Wednesday, March 12, 2014
By Steve Solloway firstname.lastname@example.org
Hours before they exchanged lineup cards at home plate, the men who coach baseball at the University of Southern Maine and at Saint Joseph's College said their game Tuesday would be treated like any other on their schedules.
In the next breath each admitted that wasn't entirely true. Ed Flaherty, the 28-year head coach at USM, monitored how many pitches sophomore Andrew Richards (South Portland) threw over the weekend in relief during the doubleheader sweep of Little East Conference rival Eastern Connecticut.
"I'm going to start a freshman," said Flaherty on Monday morning. "But my ace in the hole in Richards."
Flaherty checked Saint Joseph's box scores over the weekend watching for Chad Rafferty's (Keene, N.H.) name to appear in the pitching line.
"He (Saint Joseph's Coach Will Sanborn) didn't use Rafferty. I'll bet he's saving him for us. I would."
Rafferty is one of the better Division III pitchers in New England. He did start Tuesday's game, giving up 11 runs on nine hits over five innings of work. USM won, 16-2.
The USM-Saint Joseph's baseball rivalry may not draw the capacity crowds that watch Bowdoin-Colby hockey battles, but more than victory or defeat is on the line. "It's bragging rights, I suppose," said Flaherty. "Recruiting, too. Will and I look at the same kids."
Both rosters have many Mainers. Many play with or against each other in summertime leagues.
It's good baseball, too, played by teams from campuses about 10 miles apart and from two different conferences. USM, with NCAA Division III championships in 1991 and 1997, plays the big brother role but little brother isn't so little any more.
Sanborn, in his 20th season, has led his program to the NCAA regional tournament seven times in the last eight years. The Monks haven't yet advanced to the national tournament.

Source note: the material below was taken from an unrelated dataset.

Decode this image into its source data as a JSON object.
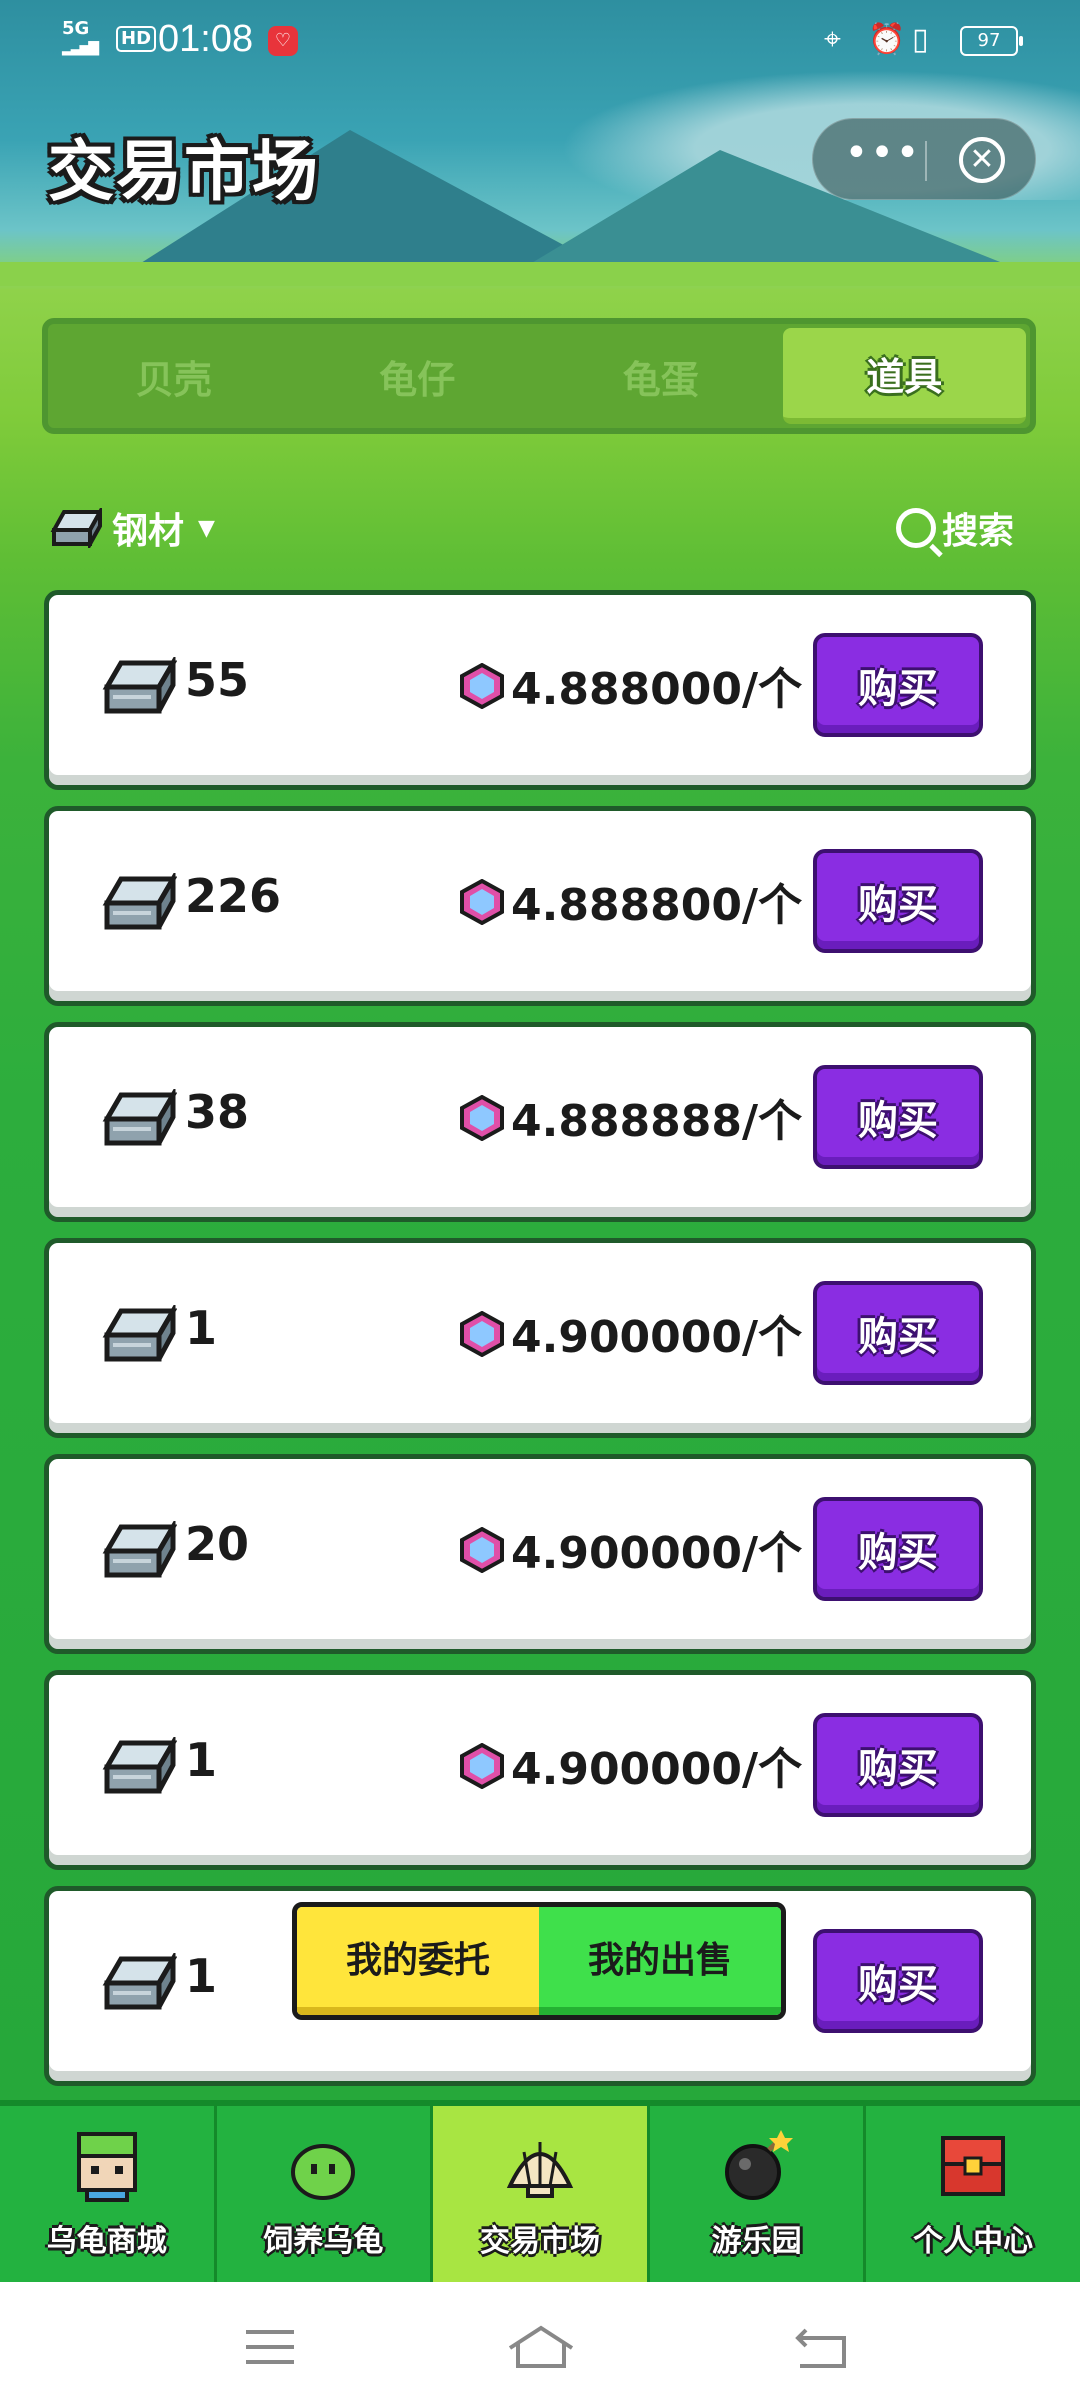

"Will is a workaholic and so is his team," said Flaherty. "You can go up four, six or eight runs and they're like the little kid yanking on your pants leg. They don't go away. They're not knocking on the door (to respectability). They're in the room."
Saint Joseph's was ranked 11th nationally a month ago but has slid out of the top 25 rankings. Tuesday's loss to USM was the fourth straight. Wednesday, the Monks did sweep Great Northeast Athletic Conference foe Norwich, 8-2 and 5-2 for a 16-9 overall record.
"We've been up and down when you're always trying be consistent," said Sanborn. "I know it's baseball and some days you'll have bad games but you can't put it all on the baseball gods. You have to try to find the answers."
USM moved into the top 25 in the NCBWA/D3Baseball.com national poll before Tuesday's win. Following Wednesday's win over Colby, the Huskies are 17-3 overall with an eye-popping team batting average of .356. Senior Nick Grady (Whitefield, Erskine Academy), who had four hits against Saint Joseph's, is hitting .494. Freshman Sam Dexter (Oakland, Messalonskee) is batting .345.
"I think it's the best freshmen group (11 players) I've ever had," said Flaherty. "I'm loyal to my upperclassmen but if a freshman can help us, I'm going to play him. Youth always energizes."
Monday, Flaherty wondered if his players were "a little too jacked up" for the game with Saint Joseph's. His concern was misplaced.
Mike Connolly was named this season's recipient of the Al Card Award, presented each year to a Maine college baseball coach who has "shown professionalism, enthusiasm and dedication on and off the baseball diamond." The award is given by the Collegiate Baseball Umpires Association of Maine in honor of a charter member. Card, of Augusta, retired some years ago and was known for his personality of being friendly, but firm. ... Senior Carolyn Gorajek (Hightstown, N.J.) scored four points in a 7-2 victory over Endicott to break the school's career lacrosse points record of 203.
Steve Solloway can be contacted at 791-6412 or at: